Africa's forgotten forests: the conservation value of Kenya's Northern coastal forests for large mammals

  • Rajan Amin
  • Tim Wacher
  • Andrew E. Bowkett
  • Bernard Ogwoka
  • Mike Morris
  • Bernard R. Agwanda
Keywords: Boni-Dodori forest, coastal forest, camera trapping, mammals, species richness, trap rates, occupancy

Abstract

There are two PFS for this article, one is the original article and the other is an Erratum specifying the errors in the original article.

In comparison to other ecosystems in east Africa, the biodiversity of the coastal forests of Kenya’s northern coastline is poorly documented, even in the case of large terrestrial mammals. In response to this, we undertook a systematic survey of the Boni-Dodori forests using four camera trap grids with camera spacing of 2 km covering 300 km2 over 7020 camera trap days. We recorded 37 mammal species and derived camera trap rates and estimated occupancy for 31 medium-to-large terrestrial species, some of which represent range extensions. Remarkably, the critically endangered Aders’ duiker was the most frequently recorded species. A distinctive form of giant sengi and the vulnerable Sokoke bushy-tailed mongoose were also widely distributed and relatively abundant. Other significant records of threatened species included African wild dog, African lion and Pousargues’s monkey. Species richness and relative abundance of all species were higher than that recorded for Arabuko-Sokoke Forest, Kenya’s only other large coastal forest, using the same camera trap survey protocol.

Keywords: Boni-Dodori forest, coastal forest, camera trapping, mammals, species richness, trap rates, occupancy

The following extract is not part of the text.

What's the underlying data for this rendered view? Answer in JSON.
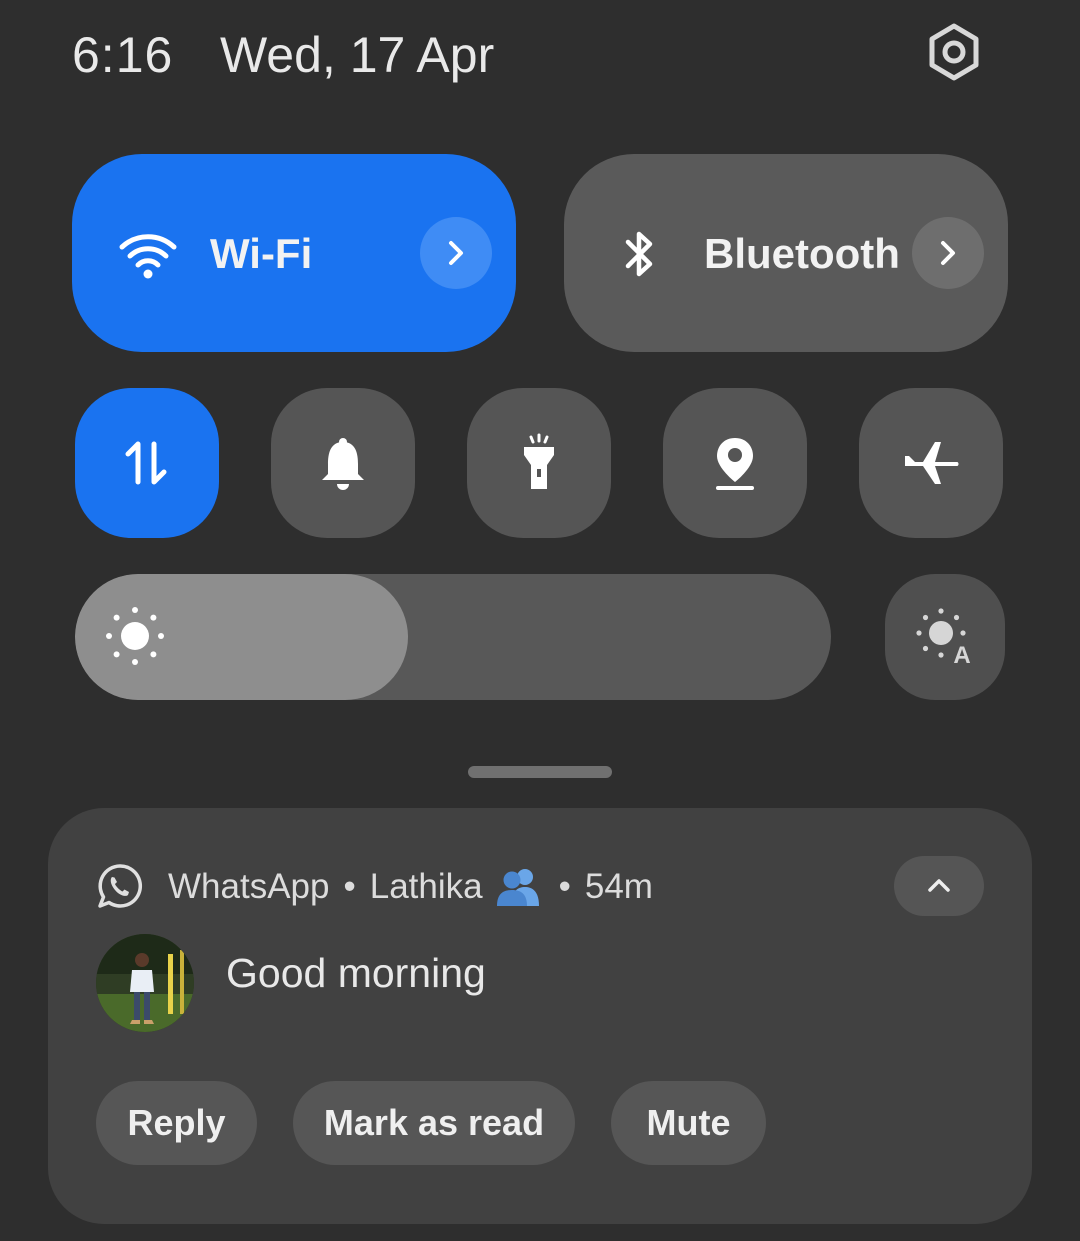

Section
Articles

Journal Identifiers


eISSN: 1026-1613
print ISSN: 0012-8317